## Exercise brief
The records shown below are to be repeated exactly and completely.

[Recorded data]

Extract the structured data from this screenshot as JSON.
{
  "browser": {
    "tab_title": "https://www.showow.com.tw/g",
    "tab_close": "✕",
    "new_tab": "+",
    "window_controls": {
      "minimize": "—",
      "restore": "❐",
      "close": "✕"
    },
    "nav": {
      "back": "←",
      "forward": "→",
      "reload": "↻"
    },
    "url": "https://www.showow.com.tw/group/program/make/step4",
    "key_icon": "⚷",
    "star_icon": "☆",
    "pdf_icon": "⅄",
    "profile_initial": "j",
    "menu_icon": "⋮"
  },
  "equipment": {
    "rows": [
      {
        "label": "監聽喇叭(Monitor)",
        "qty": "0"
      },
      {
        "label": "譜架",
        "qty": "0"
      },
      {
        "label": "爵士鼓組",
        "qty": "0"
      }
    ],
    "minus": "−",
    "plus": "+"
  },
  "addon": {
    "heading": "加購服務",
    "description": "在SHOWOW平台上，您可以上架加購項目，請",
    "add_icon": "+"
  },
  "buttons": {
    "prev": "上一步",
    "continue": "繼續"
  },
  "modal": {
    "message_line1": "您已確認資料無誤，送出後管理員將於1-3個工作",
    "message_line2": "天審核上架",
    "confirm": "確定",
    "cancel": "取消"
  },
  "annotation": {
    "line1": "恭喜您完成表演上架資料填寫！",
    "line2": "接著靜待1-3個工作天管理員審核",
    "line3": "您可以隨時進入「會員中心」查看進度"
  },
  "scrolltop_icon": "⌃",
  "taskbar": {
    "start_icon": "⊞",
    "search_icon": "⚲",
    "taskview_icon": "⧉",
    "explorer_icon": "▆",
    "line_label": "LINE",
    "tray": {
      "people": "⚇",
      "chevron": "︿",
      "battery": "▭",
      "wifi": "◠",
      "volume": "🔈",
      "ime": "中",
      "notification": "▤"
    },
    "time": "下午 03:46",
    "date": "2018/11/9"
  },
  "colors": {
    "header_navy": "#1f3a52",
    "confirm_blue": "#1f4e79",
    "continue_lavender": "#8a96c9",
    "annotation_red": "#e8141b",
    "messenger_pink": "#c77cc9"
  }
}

## Exercise result
Extract the structured data from this screenshot as JSON.
{
  "browser": {
    "tab_title": "https://www.showow.com.tw/g",
    "tab_close": "✕",
    "new_tab": "+",
    "window_controls": {
      "minimize": "—",
      "restore": "❐",
      "close": "✕"
    },
    "nav": {
      "back": "←",
      "forward": "→",
      "reload": "↻"
    },
    "url": "https://www.showow.com.tw/group/program/make/step4",
    "key_icon": "⚷",
    "star_icon": "☆",
    "pdf_icon": "⅄",
    "profile_initial": "j",
    "menu_icon": "⋮"
  },
  "equipment": {
    "rows": [
      {
        "label": "監聽喇叭(Monitor)",
        "qty": "0"
      },
      {
        "label": "譜架",
        "qty": "0"
      },
      {
        "label": "爵士鼓組",
        "qty": "0"
      }
    ],
    "minus": "−",
    "plus": "+"
  },
  "addon": {
    "heading": "加購服務",
    "description": "在SHOWOW平台上，您可以上架加購項目，請",
    "add_icon": "+"
  },
  "buttons": {
    "prev": "上一步",
    "continue": "繼續"
  },
  "modal": {
    "message_line1": "您已確認資料無誤，送出後管理員將於1-3個工作",
    "message_line2": "天審核上架",
    "confirm": "確定",
    "cancel": "取消"
  },
  "annotation": {
    "line1": "恭喜您完成表演上架資料填寫！",
    "line2": "接著靜待1-3個工作天管理員審核",
    "line3": "您可以隨時進入「會員中心」查看進度"
  },
  "scrolltop_icon": "⌃",
  "taskbar": {
    "start_icon": "⊞",
    "search_icon": "⚲",
    "taskview_icon": "⧉",
    "explorer_icon": "▆",
    "line_label": "LINE",
    "tray": {
      "people": "⚇",
      "chevron": "︿",
      "battery": "▭",
      "wifi": "◠",
      "volume": "🔈",
      "ime": "中",
      "notification": "▤"
    },
    "time": "下午 03:46",
    "date": "2018/11/9"
  },
  "colors": {
    "header_navy": "#1f3a52",
    "confirm_blue": "#1f4e79",
    "continue_lavender": "#8a96c9",
    "annotation_red": "#e8141b",
    "messenger_pink": "#c77cc9"
  }
}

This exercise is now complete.